Malaysia Developing Regulatory Framework For Digital Currencies

Malaysian central bank governor confirms work on cryptocurrency regulations is on-going, with focus on preventing terrorism financing and money laundering.

Muhammad Ibrahim, Governor of Malaysia’s central bank, has announced that the Bank Negara is currently working on drafting regulations for cryptocurrencies, and will be holding all persons and exchanges dealing with digital currencies liable as “reporting institutions”.

Speaking at the third Counter-Terrorism Financing Summit 2017 in Kuala Lumpur, Ibrahim said:

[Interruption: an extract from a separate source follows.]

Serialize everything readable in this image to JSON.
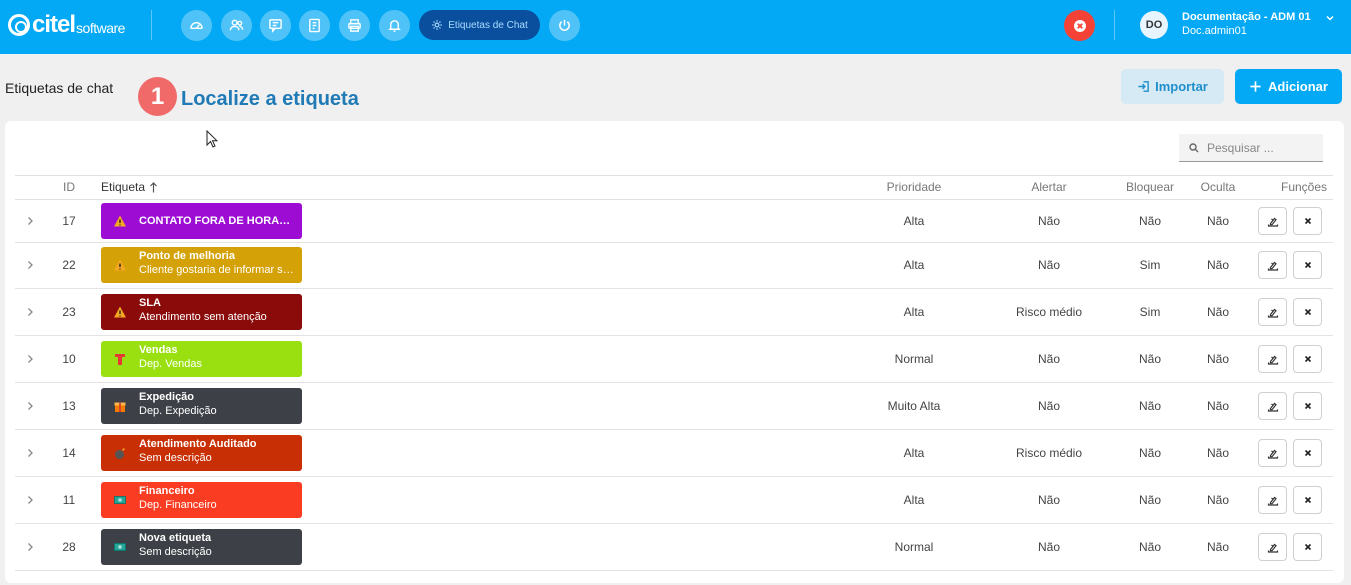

“Beginning 2018, Bank Negara will designate persons converting cryptocurrencies into fiat-money currencies as reporting institutions under the Anti-Money Laundering, Anti-Terrorism Financing and Proceeds of Unlawful Activities Act (Amla) 2001.”

“This is to prevent the abuse of the system for criminal and unlawful activities and ensuring the stability and integrity of the financial system,” he added.

Concerns over the illegal uses to which Bitcoin might be put have been expressed by multiple governments and regulatory authorities, owing to the lack of regulation and KYC/AML adherence in the cryptospace. 

Most recently, the US Secretary of the Treasury Steve Mnuchin, expressed concerns similar to those voiced by Ibrahim, claiming that his department was keeping a close eye on Bitcoin, owing to its potential to be used for fraudulent activities, money laundering, and terrorism financing.

Commenting on the responsibilities of regulatory bodies in the face of new technological developments, Ibrahim said:

“We need to prepare ourselves … The advent of digital currencies as some have forecast, will mark the beginning of a new era in the financial sector. As authorities, we cannot be oblivious to these developments.”

Earlier this year in September, Ibrahim had announced that the Bank Negara was planning to roll out a regulatory framework for cryptocurrencies by the end of this year; cryptocurrency transactions in Malaysia are, at present, tax-free, since authorities do not consider virtual currencies as assets or legal tender. In addition to Malaysia, countries such as Russia are also working on drafting regulations for cryptocurrencies.